Friday, 7 July 2017
Guns in space
I watched Star Trek Beyond last Christmas. It would have been two hours of my life that I’d never get back, but luckily I gave up after twenty-five minutes when it became clear the entire movie was one long videogame cut-scene. All I can say in its defence is that it made Into Darkness seem, in retrospect, not quite so bloody awful.
There was one interesting moment. The Enterprise was attacked by a swarm of little ships. There are spoilers ahoy, by the way, though nothing as dire as actually having to watch the movie itself.
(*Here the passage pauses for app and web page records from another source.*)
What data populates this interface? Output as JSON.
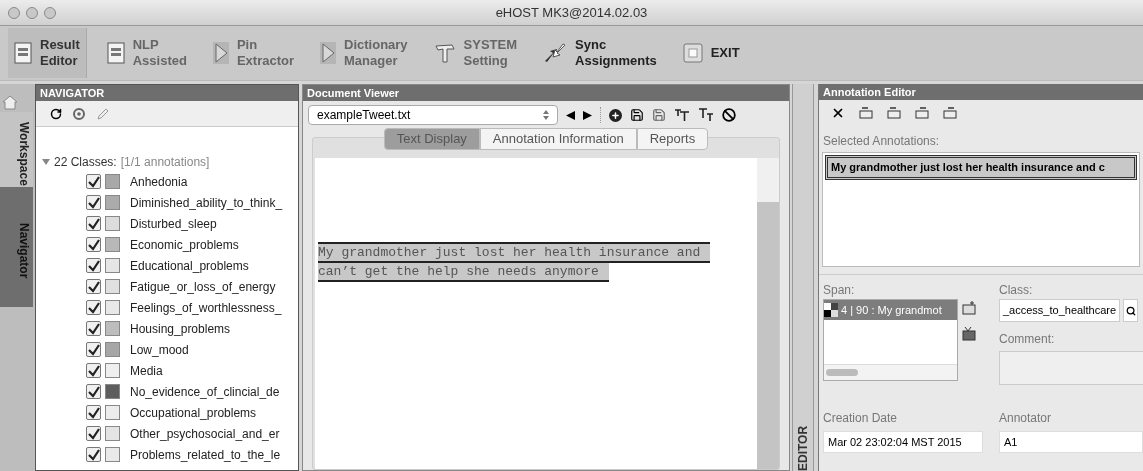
{
  "window": {
    "title": "eHOST MK3@2014.02.03"
  },
  "toolbar": [
    {
      "kind": "doc",
      "line1": "Result",
      "line2": "Editor",
      "selected": true
    },
    {
      "kind": "doc",
      "line1": "NLP",
      "line2": "Assisted",
      "selected": false
    },
    {
      "kind": "play",
      "line1": "Pin",
      "line2": "Extractor",
      "selected": false
    },
    {
      "kind": "play",
      "line1": "Dictionary",
      "line2": "Manager",
      "selected": false
    },
    {
      "kind": "tool",
      "line1": "SYSTEM",
      "line2": "Setting",
      "selected": false
    },
    {
      "kind": "sync",
      "line1": "Sync",
      "line2": "Assignments",
      "selected": false
    },
    {
      "kind": "exit",
      "line1": "EXIT",
      "selected": false
    }
  ],
  "side_tabs": [
    {
      "label": "Workspace",
      "selected": false
    },
    {
      "label": "Navigator",
      "selected": true
    }
  ],
  "navigator": {
    "title": "NAVIGATOR",
    "root": {
      "count": "22 Classes:",
      "info": "[1/1 annotations]",
      "expanded": true,
      "children": [
        {
          "label": "Anhedonia",
          "checked": true,
          "color": "#a8a8a8"
        },
        {
          "label": "Diminished_ability_to_think_",
          "checked": true,
          "color": "#ababab"
        },
        {
          "label": "Disturbed_sleep",
          "checked": true,
          "color": "#dcdcdc"
        },
        {
          "label": "Economic_problems",
          "checked": true,
          "color": "#b8b8b8"
        },
        {
          "label": "Educational_problems",
          "checked": true,
          "color": "#e6e6e6"
        },
        {
          "label": "Fatigue_or_loss_of_energy",
          "checked": true,
          "color": "#e0e0e0"
        },
        {
          "label": "Feelings_of_worthlessness_",
          "checked": true,
          "color": "#e8e8e8"
        },
        {
          "label": "Housing_problems",
          "checked": true,
          "color": "#bdbdbd"
        },
        {
          "label": "Low_mood",
          "checked": true,
          "color": "#a6a6a6"
        },
        {
          "label": "Media",
          "checked": true,
          "color": "#efefef"
        },
        {
          "label": "No_evidence_of_clincial_de",
          "checked": true,
          "color": "#5e5e5e"
        },
        {
          "label": "Occupational_problems",
          "checked": true,
          "color": "#ececec"
        },
        {
          "label": "Other_psychosocial_and_er",
          "checked": true,
          "color": "#e4e4e4"
        },
        {
          "label": "Problems_related_to_the_le",
          "checked": true,
          "color": "#e9e9e9"
        }
      ]
    }
  },
  "document_viewer": {
    "title": "Document Viewer",
    "file": "exampleTweet.txt",
    "tabs": [
      {
        "label": "Text Display",
        "selected": true
      },
      {
        "label": "Annotation Information",
        "selected": false
      },
      {
        "label": "Reports",
        "selected": false
      }
    ],
    "lines": [
      "My grandmother just lost her health insurance and",
      "can’t get the help she needs anymore"
    ]
  },
  "editor_tab": {
    "label": "EDITOR"
  },
  "annotation_editor": {
    "title": "Annotation Editor",
    "selected_label": "Selected Annotations:",
    "selected_annotations": [
      {
        "text": "My grandmother just lost her health insurance and c",
        "selected": true
      }
    ],
    "span_label": "Span:",
    "spans": [
      {
        "text": "4 | 90 : My grandmot",
        "selected": true
      }
    ],
    "class_label": "Class:",
    "class_value": "_access_to_healthcare",
    "comment_label": "Comment:",
    "creation_date_label": "Creation Date",
    "creation_date": "Mar 02 23:02:04 MST 2015",
    "annotator_label": "Annotator",
    "annotator": "A1"
  }
}
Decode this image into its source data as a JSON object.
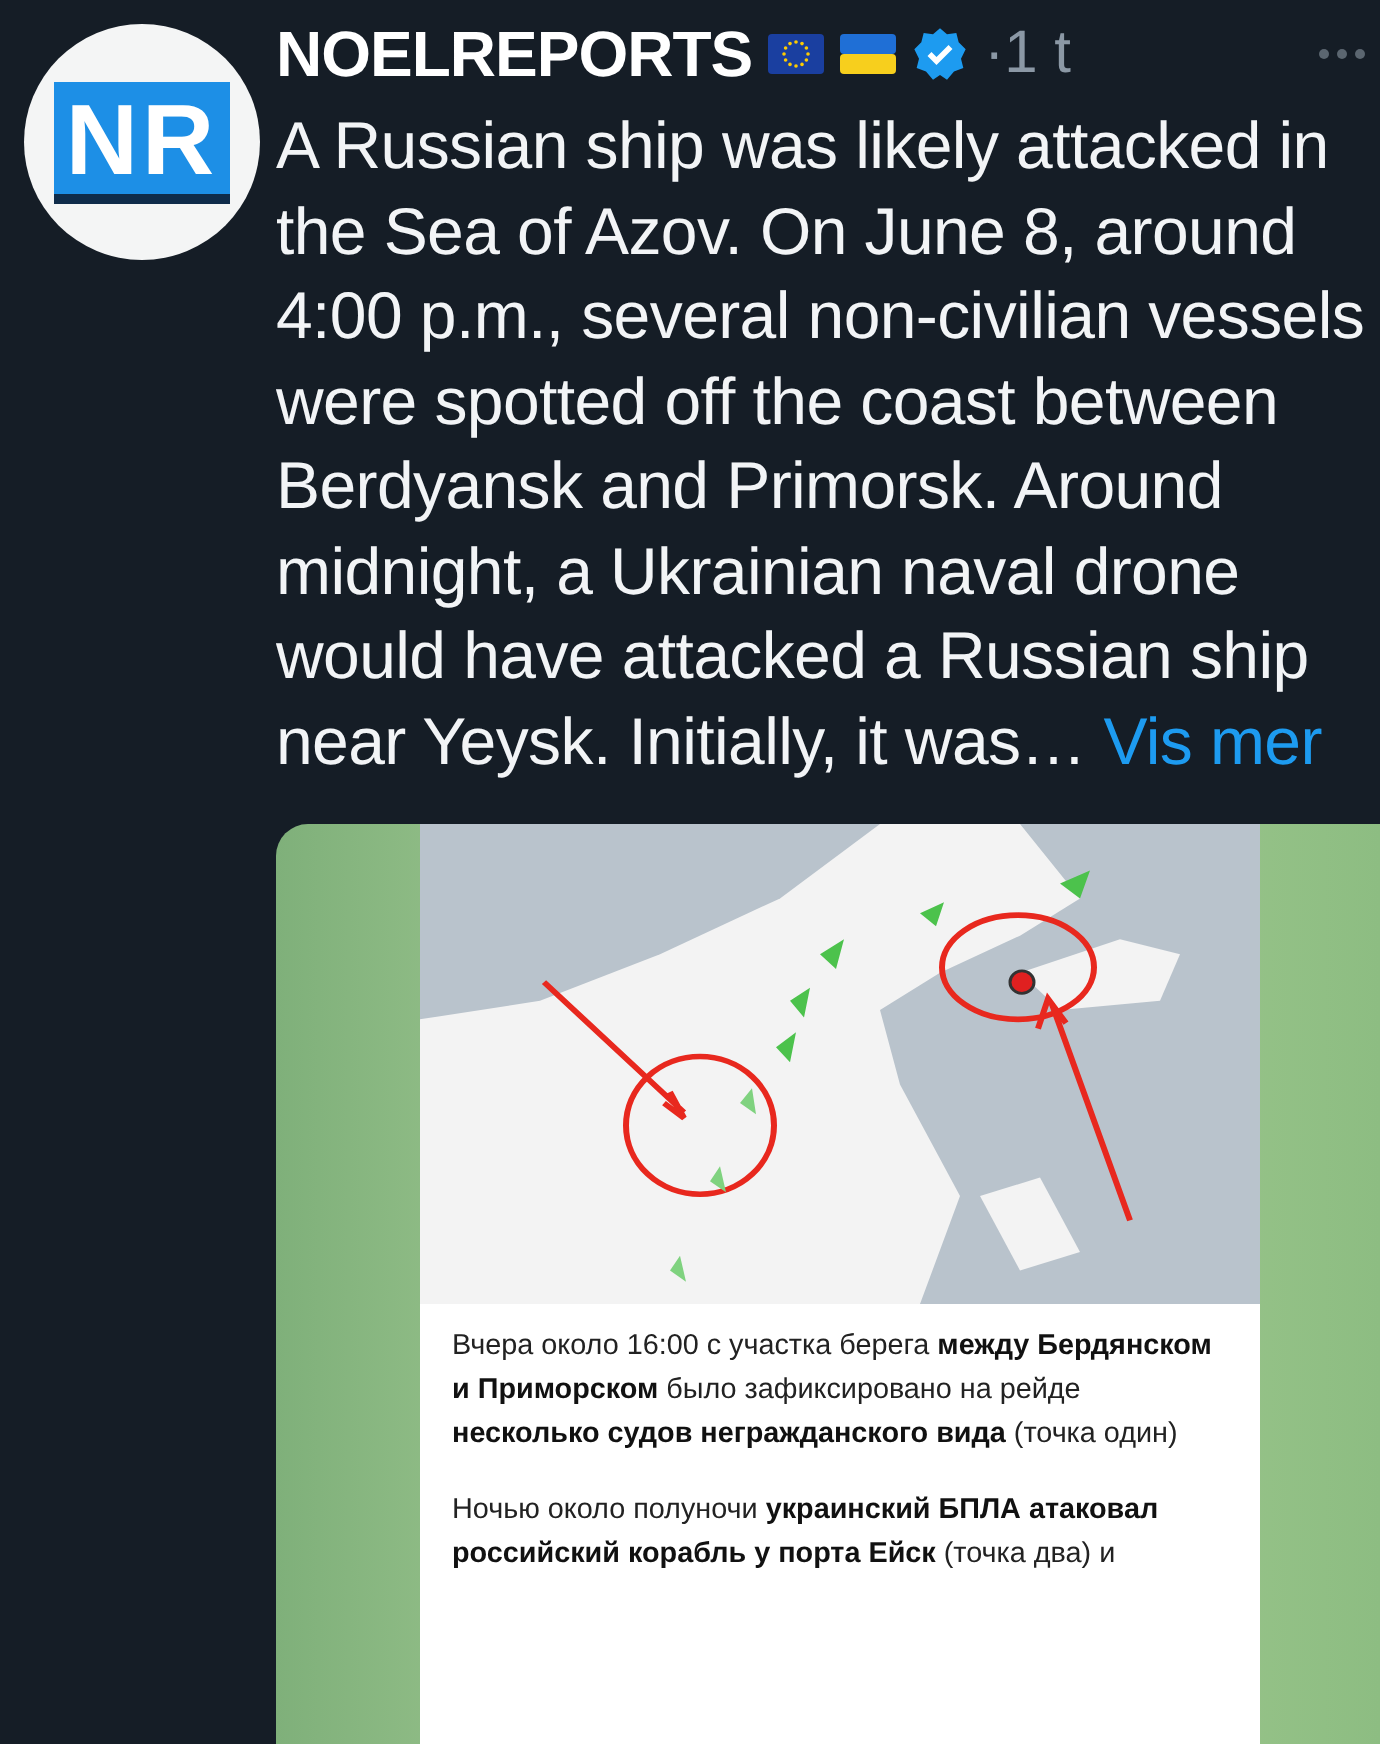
{
  "author": {
    "avatar_text": "NR",
    "name": "NOELREPORTS",
    "verified": true,
    "time": "·1 t"
  },
  "post": {
    "text": "A Russian ship was likely attacked in the Sea of Azov. On June 8, around 4:00 p.m., several non-civilian vessels were spotted off the coast between Berdyansk and Primorsk. Around midnight, a Ukrainian naval drone would have attacked a Russian ship near Yeysk. Initially, it was…",
    "more_link": "Vis mer"
  },
  "attachment": {
    "paragraphs": [
      "Вчера около 16:00 с участка берега **между Бердянском и Приморском** было зафиксировано на рейде **несколько судов негражданского вида** (точка один)",
      "Ночью около полуночи **украинский БПЛА атаковал российский корабль у порта Ейск** (точка два) и"
    ]
  }
}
Still here? Okay, those little ships take the Enterprise apart – quickly and completely cut it to ribbons. The shields do nothing to stop them and the phasers seem unable to fire rapid bursts, so that’s that. It would have been more effective if the film makers had done something to set it up. As it was, the scene comes across as the plot development that must happen so that the already-stated theme of the movie (“the major asset of the ship is its crew”) can be slotted into place Ikea-style.
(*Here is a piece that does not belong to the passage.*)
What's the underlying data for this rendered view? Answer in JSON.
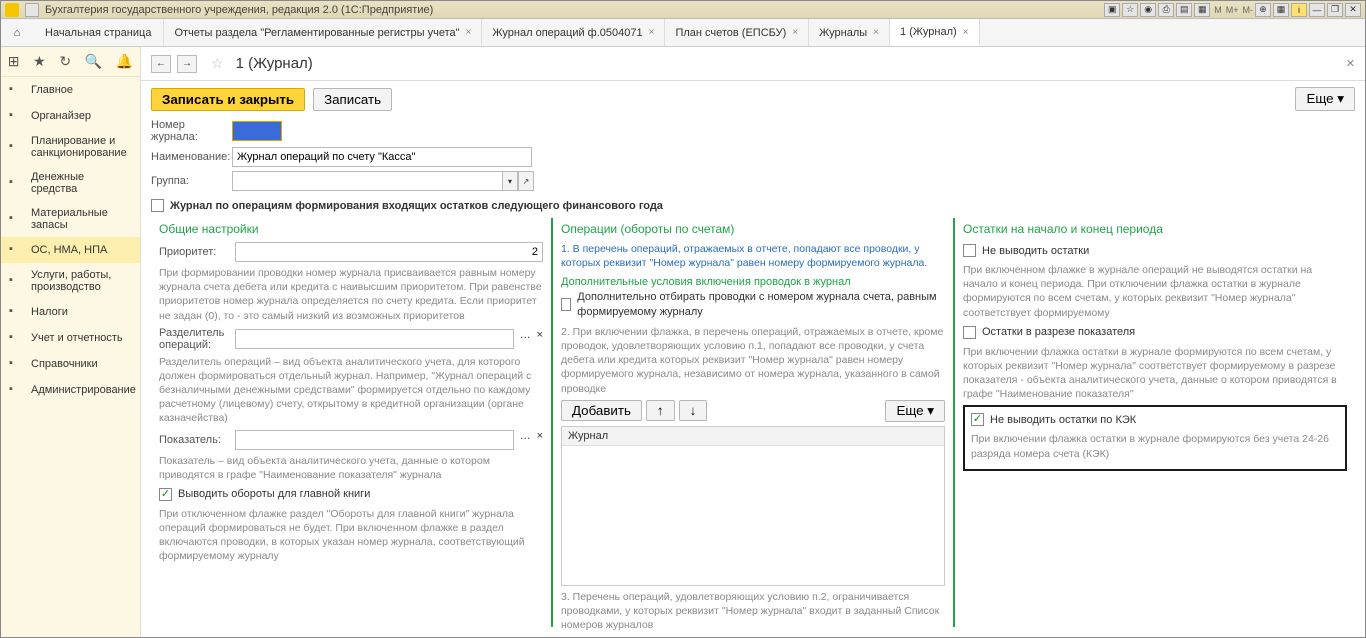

Still, it’s something I’ve wondered about before. Tasked with building a fleet for space combat, would you really build huge battleships? Wouldn’t lots of smaller fighters be more effective?
I’m thinking of Lanchester’s Laws, which establish that when using ranged weapons, the attack strength of a force is proportional to the square of the number of units. Consider two starships against one. Each starship can take two photon torpedo strikes. After one exchange of fire, the solitary vessel is destroyed and the two opponents have lost a quarter of their combined strength.
But it might not be that simple. Maybe the effectiveness of shields goes up non-linearly with the energy put into them. Maybe you can’t build a warp drive or an antimatter containment field smaller than a certain size. We know that the Enterprise’s phasers can cut through a planet’s crust – at least, I think I remember seeing that in one episode. It’s hard to imagine a few hundred TIE fighters pulling that off.
Apparently at the end of the movie the Enterprise gets rebuilt. But why? Having seen that one big vessel is no match for a swarm of smaller ships, does it make sense to revert to the old pattern? That’s reinforcing failure. On the other hand, the scriptwriters will have a hand-wavy plan for getting around it so that sequels can timidly go where Star Wars has gone so many times before.